You may be in a position to make minor changes that will support a better workplace culture. You might use performance reviews and goal setting to encourage consistent behaviours and procedures. You could set up a reward system for employee suggestions that are implemented or teams that achieve sustainability targets. Reinforcing your values and expectations in team meetings, toolbox talks and newsletters will also help to embed your desired culture.

Some culture improvements may be more challenging and you may need to use a structured change management approach. Over time this can be effective in shifting attitudes and transitioning individuals,  teams or organisations to a desired state. The organisation may even want to consider employing a specialist in this area.

Note that the term ‘change management’ is also used in project management where it refers to a formal process for approving changes to the scope of a project.

Managers and business owners have the most influence as role models, but everyone in the business can play a part in demonstrating the organisation’s values and acceptable behaviours.

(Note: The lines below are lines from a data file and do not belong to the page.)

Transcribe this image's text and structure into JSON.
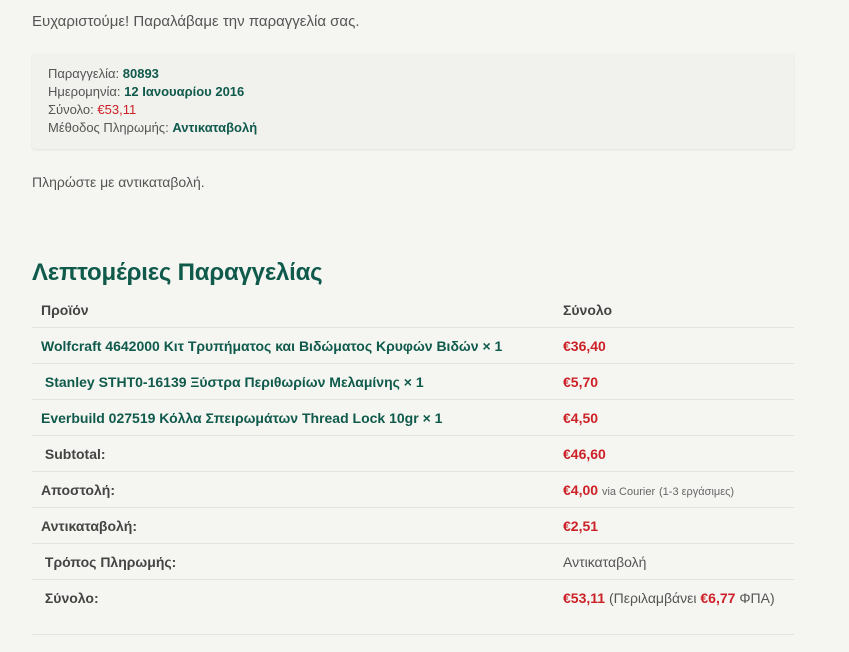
{
  "thanks_text": "Ευχαριστούμε! Παραλάβαμε την παραγγελία σας.",
  "overview": {
    "order_label": "Παραγγελία:",
    "order_value": "80893",
    "date_label": "Ημερομηνία:",
    "date_value": "12 Ιανουαρίου 2016",
    "total_label": "Σύνολο:",
    "total_value": "€53,11",
    "method_label": "Μέθοδος Πληρωμής:",
    "method_value": "Αντικαταβολή"
  },
  "pay_note": "Πληρώστε με αντικαταβολή.",
  "details": {
    "title": "Λεπτομέριες Παραγγελίας",
    "headers": {
      "product": "Προϊόν",
      "total": "Σύνολο"
    },
    "items": [
      {
        "name": "Wolfcraft 4642000 Κιτ Τρυπήματος και Βιδώματος Κρυφών Βιδών",
        "qty": "× 1",
        "total": "€36,40"
      },
      {
        "name": "Stanley STHT0-16139 Ξύστρα Περιθωρίων Μελαμίνης",
        "qty": "× 1",
        "total": "€5,70"
      },
      {
        "name": "Everbuild 027519 Κόλλα Σπειρωμάτων Thread Lock 10gr",
        "qty": "× 1",
        "total": "€4,50"
      }
    ],
    "subtotal": {
      "label": "Subtotal:",
      "value": "€46,60"
    },
    "shipping": {
      "label": "Αποστολή:",
      "value": "€4,00",
      "via": "via Courier",
      "note": "(1-3 εργάσιμες)"
    },
    "cod_fee": {
      "label": "Αντικαταβολή:",
      "value": "€2,51"
    },
    "payment_method": {
      "label": "Τρόπος Πληρωμής:",
      "value": "Αντικαταβολή"
    },
    "total": {
      "label": "Σύνολο:",
      "value": "€53,11",
      "tax_prefix": "(Περιλαμβάνει",
      "tax_value": "€6,77",
      "tax_suffix": "ΦΠΑ)"
    }
  },
  "colors": {
    "accent_green": "#0f5a4b",
    "price_red": "#cc2127",
    "background": "#f5f5f2"
  }
}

If you want your workplace to be based on respect and collaboration there are practical things you can do. You can make sure you give constructive feedback that is based on the work rather than the person and give people the opportunity and support to get it right. Listen to suggestions from all employees and show how you have used their input. You can also learn how to respond to conflict using negotiation and listening skills.

Operational Procedures

Improving your process does not mean you have to create a whole set of new procedures. It’s often about identifying the areas that need updating and planning how to incorporate your improvement focus into existing procedures.

You might decide to update your standard operations procedures to specify practices and equipment optimisations. Or it might mean spelling out new requirements for purchasing materials or contracting suppliers. You might be aware of areas where you are falling short – this might be in terms of compliance requirements, community expectations or customer value. You may want to focus on Work Health and Safety (WHS) so that you reduce the risk of incidents and the associated costs. In this instance you may need to document and communicate new procedures; but you might also need to plan for appropriate WHS training and examine whether your management practices or workplace culture contribute to unsafe practices.

You might want to minimise waiting time and reduce the movement of work or workersto be more cost effective and reduce energy consumption. You will need to plan your stakeholder consultations to include the right input (shop floor workers, equipment manufacturers). You will also need to plan how to allocate the personnel and time to develop, trial and refine the new systems.

You may not be in a position to make decisions that impact on the whole business however you may already be aware of small changes that can be made in your area. You may know that by simply moving a piece of equipment or the storage location of frequently accessed items the amount of time it takes to collect those items will be reduced – instantly increasing efficiency. Perhaps you and your team can be the champions who show the rest of the organisation how small changes to procedures can have an impact across the whole organisation.

Improving in your organisation does not have to mean making big, expensive changes to your SOPs it can simply mean ‘working smarter’.

Key points

• Monitoring a process involves implementing a performance management system.

• A performance management system involves assessing the progress a process or plan is making towards its targets.

• Budgeting and financial information can be used to monitor profitability and sales performance.

• Wherever you have noticed unsatisfactory performance, you must take prompt corrective action to resolve any issues that exist.

• Mentoring and coaching can be used to improve performance of staff members.